Instead, they said, the inquiry had been designed to examine the allegations of Ford, a California university professor, and the assertion by Ramirez, a classmate of Kavanaugh at Yale University, that he had exposed himself to her.

While agents are free to follow up if they find evidence of criminal activity, the rules for background checks require that agents ask the White House if they want to expand the scope of their investigation or interview other witnesses.

Left off the list for interviews are former classmates of Kavanaugh who have publicly disputed his testimony about his drinking and partying while a high-school student at Georgetown Preparatory School, an all-boys Catholic school in suburban Maryland, and later at Yale.

Sen. Susan Collins, a moderate Maine Republican whose vote could determine Kavanaugh’s fate, said Sunday that “I am confident that the FBI will follow up on any leads that result from the interviews.”

Sen. Lindsey Graham of South Carolina, whose highly charged defense of Kavanaugh turned heads this past week, dismissed the need to question witnesses about Kavanaugh’s youthful drinking.

Instead, he called for an inquiry into Senate Democrats’ interactions with Ford, accusing lawmakers across the aisle of betraying her trust by recommending that she hire a particular lawyer, leaking the existence of a letter she had written and disclosing the existence of an additional unrelated anonymous accusation against Kavanaugh.

“I think you’re trying to portray him as a stumbling, bumbling drunk gang rapist who, during high school and college, was Bill Cosby,” Graham said on ABC’s “This Week.” “Six FBI background checks over the years would have uncovered this.”

Graham said the parameters of the probe are based on the wishes of three wavering colleagues — Sens. Collins; Jeff Flake, R-Ariz.; and Lisa Murkowski, R-Alaska — for a “limited review.”

“They wanted … the FBI to talk with the witnesses that Dr. Ford named,” he said Sunday. “They want to talk to Ms. Ramirez, because she refused to talk to the committee. They’re going to Mark Judge — ‘Did you ever see Brett Kavanaugh drug women or engage in gang rape?’ I think that’s going to be the focus of it.”

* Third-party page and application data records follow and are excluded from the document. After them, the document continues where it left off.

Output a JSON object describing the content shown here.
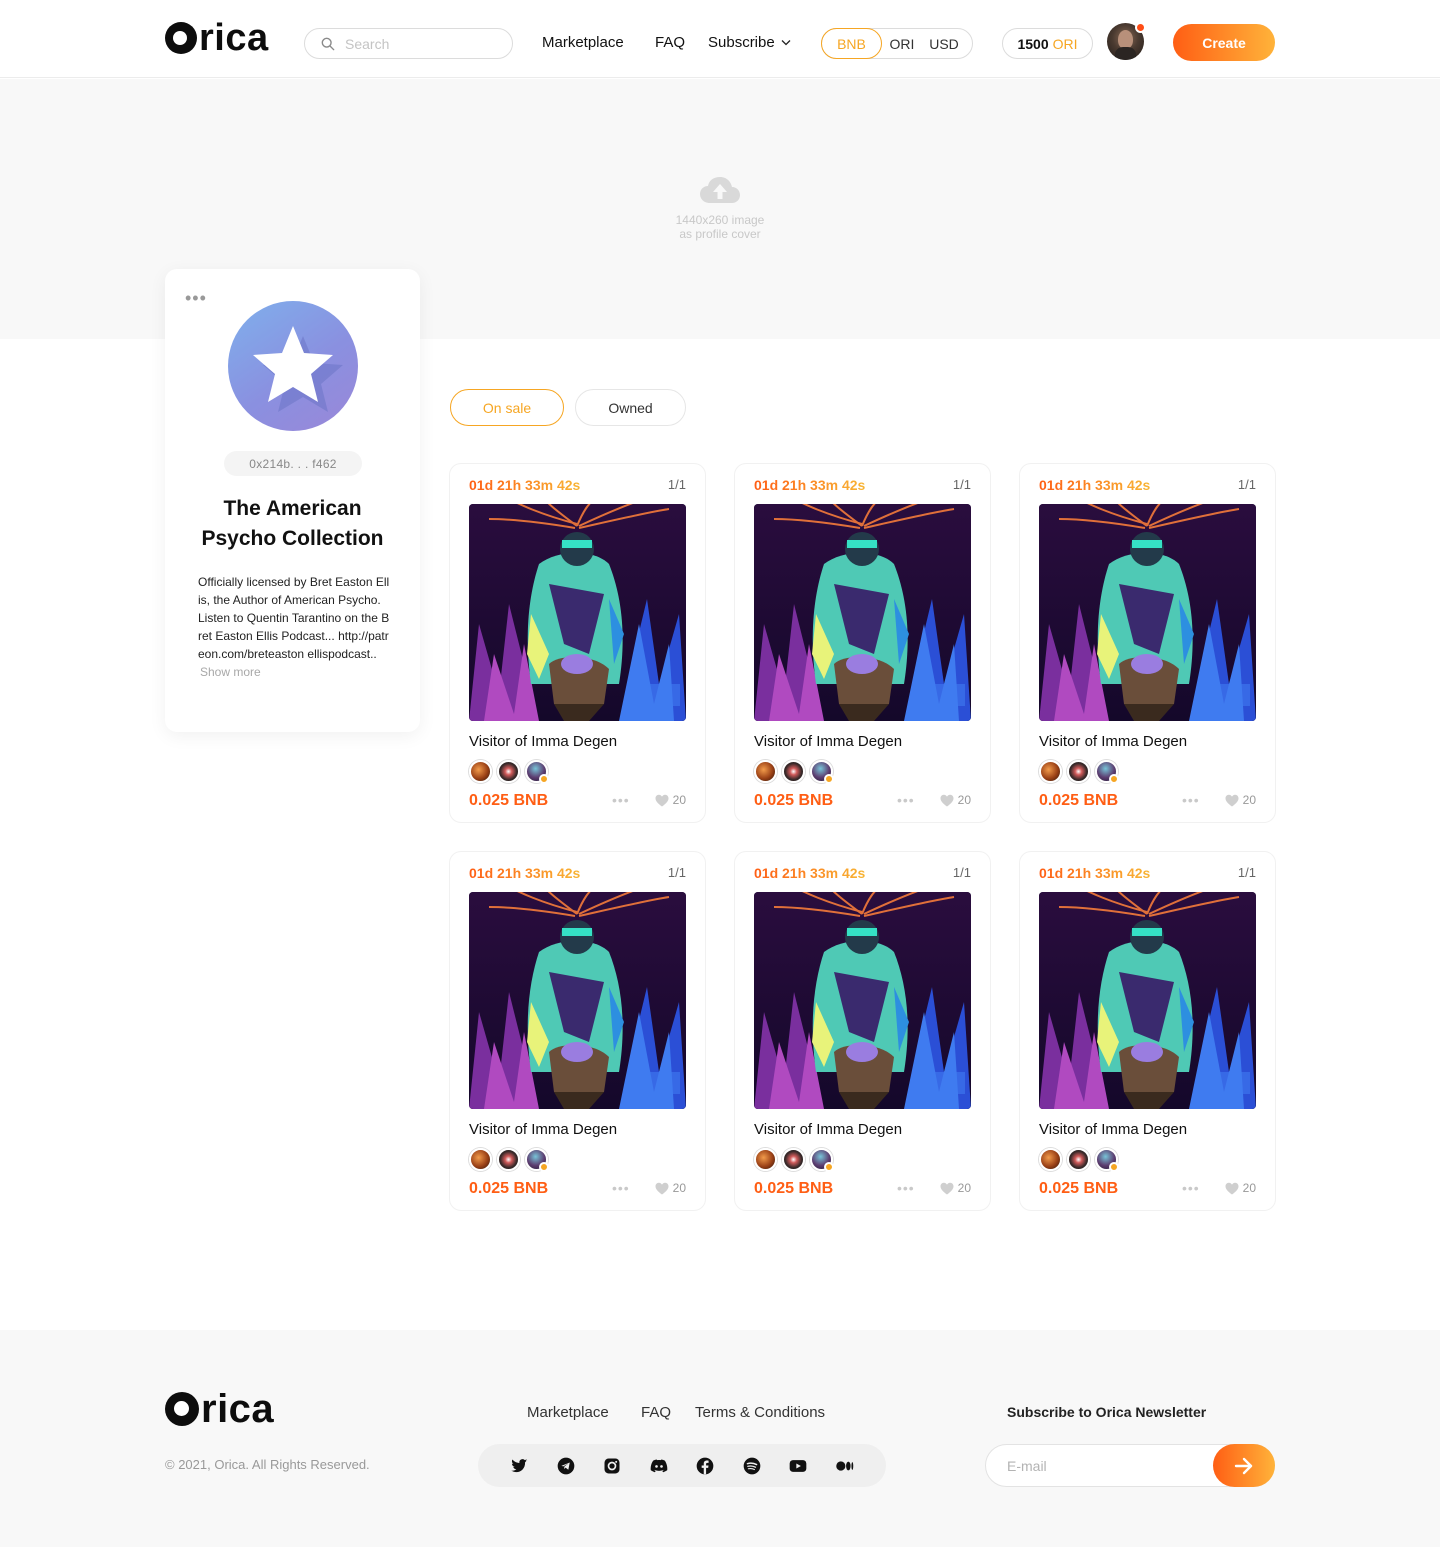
{
  "header": {
    "logo": "rica",
    "search_placeholder": "Search",
    "nav": {
      "marketplace": "Marketplace",
      "faq": "FAQ",
      "subscribe": "Subscribe"
    },
    "currencies": [
      "BNB",
      "ORI",
      "USD"
    ],
    "active_currency": "BNB",
    "balance": {
      "amount": "1500",
      "unit": "ORI"
    },
    "create_label": "Create"
  },
  "cover": {
    "hint_line1": "1440x260 image",
    "hint_line2": "as profile cover"
  },
  "profile": {
    "more": "•••",
    "address": "0x214b. . . f462",
    "name": "The American Psycho Collection",
    "description": "Officially licensed by Bret Easton Ellis, the Author of American Psycho. Listen to Quentin Tarantino on the Bret Easton Ellis Podcast... http://patreon.com/breteaston ellispodcast..",
    "show_more": "Show more"
  },
  "tabs": {
    "on_sale": "On sale",
    "owned": "Owned"
  },
  "cards": [
    {
      "timer": "01d 21h 33m 42s",
      "edition": "1/1",
      "title": "Visitor of Imma Degen",
      "price": "0.025 BNB",
      "more": "•••",
      "likes": "20"
    },
    {
      "timer": "01d 21h 33m 42s",
      "edition": "1/1",
      "title": "Visitor of Imma Degen",
      "price": "0.025 BNB",
      "more": "•••",
      "likes": "20"
    },
    {
      "timer": "01d 21h 33m 42s",
      "edition": "1/1",
      "title": "Visitor of Imma Degen",
      "price": "0.025 BNB",
      "more": "•••",
      "likes": "20"
    },
    {
      "timer": "01d 21h 33m 42s",
      "edition": "1/1",
      "title": "Visitor of Imma Degen",
      "price": "0.025 BNB",
      "more": "•••",
      "likes": "20"
    },
    {
      "timer": "01d 21h 33m 42s",
      "edition": "1/1",
      "title": "Visitor of Imma Degen",
      "price": "0.025 BNB",
      "more": "•••",
      "likes": "20"
    },
    {
      "timer": "01d 21h 33m 42s",
      "edition": "1/1",
      "title": "Visitor of Imma Degen",
      "price": "0.025 BNB",
      "more": "•••",
      "likes": "20"
    }
  ],
  "footer": {
    "logo": "rica",
    "copyright": "© 2021, Orica. All Rights Reserved.",
    "nav": {
      "marketplace": "Marketplace",
      "faq": "FAQ",
      "terms": "Terms & Conditions"
    },
    "socials": [
      "twitter-icon",
      "telegram-icon",
      "instagram-icon",
      "discord-icon",
      "facebook-icon",
      "spotify-icon",
      "youtube-icon",
      "medium-icon"
    ],
    "newsletter_title": "Subscribe to Orica Newsletter",
    "email_placeholder": "E-mail"
  },
  "colors": {
    "accent_orange": "#ff5e14",
    "accent_yellow": "#f6a623",
    "page_bg_muted": "#f8f8f8"
  }
}
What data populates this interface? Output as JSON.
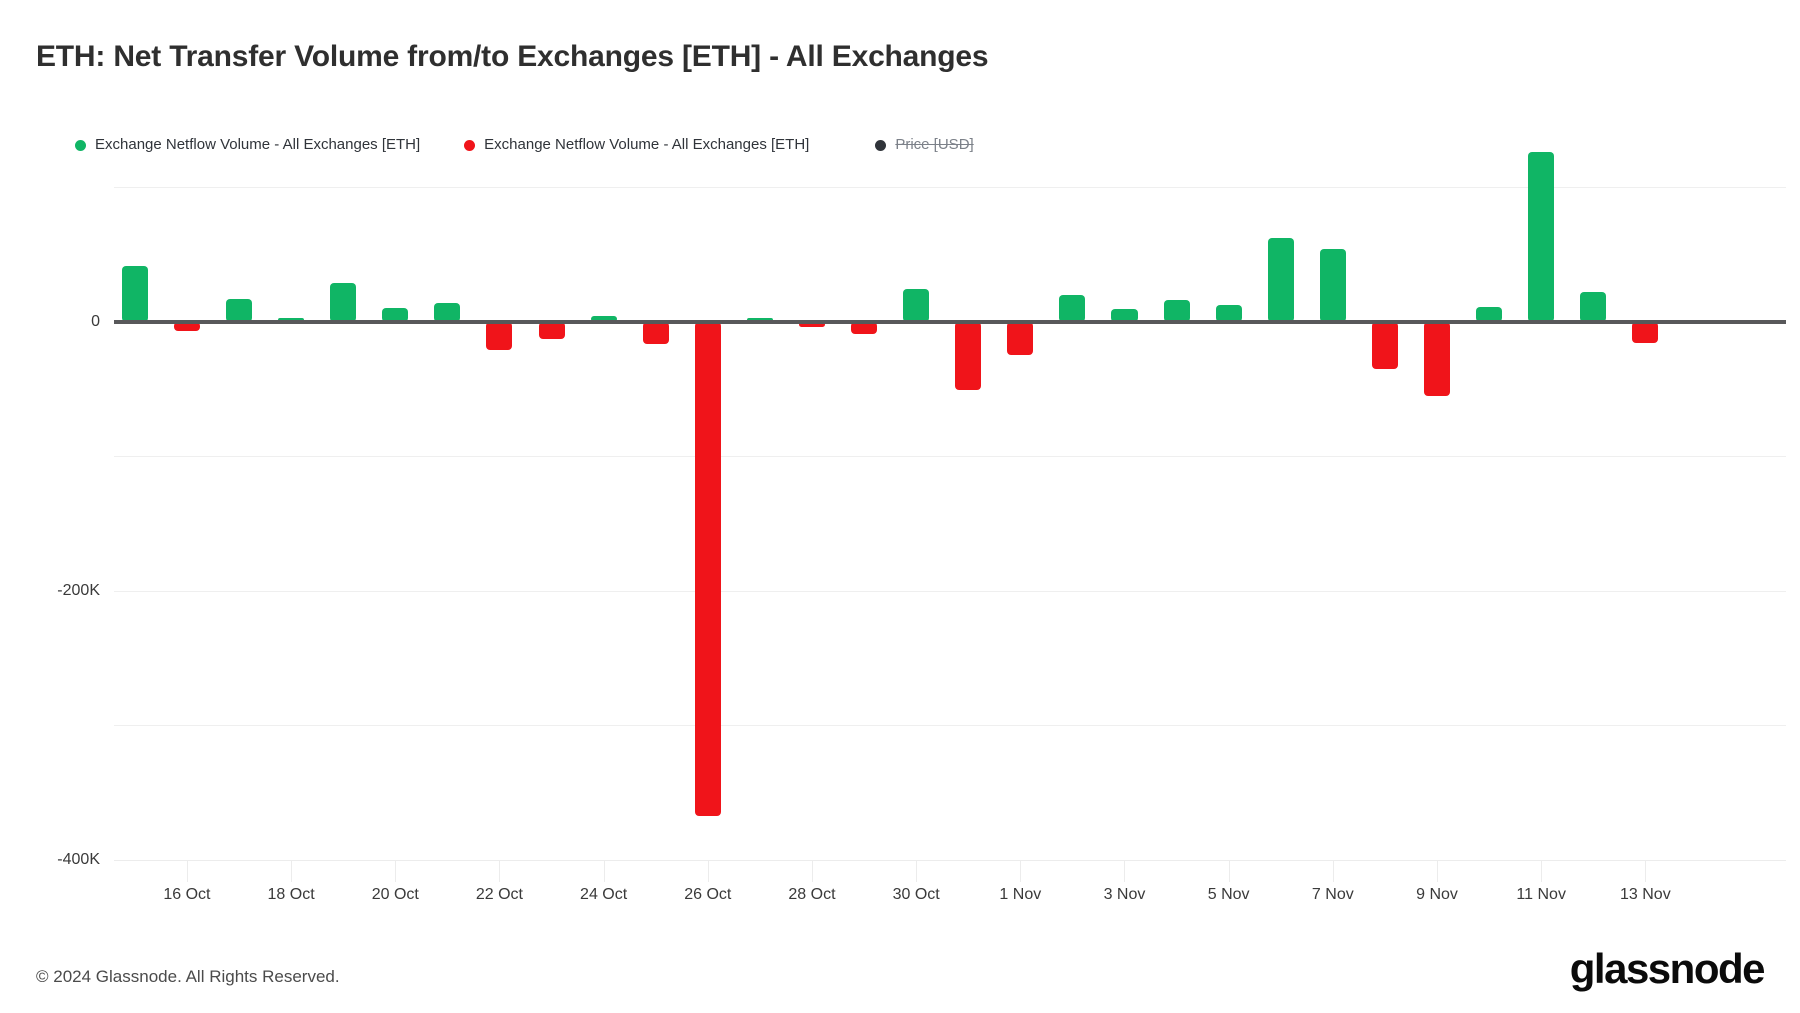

Flake, who prompted the new FBI probe by threatening to withhold his vote to confirm Kavanaugh, said in a “60 Minutes” interview set to air Sunday that he found Kavanaugh’s testimony Thursday to be “partisan” at times and that “his interaction with some of the members was a little too sharp.”

But, he said, he understood his anger. “If I was unjustly accused, that’s how I would feel, as well,” Flake said.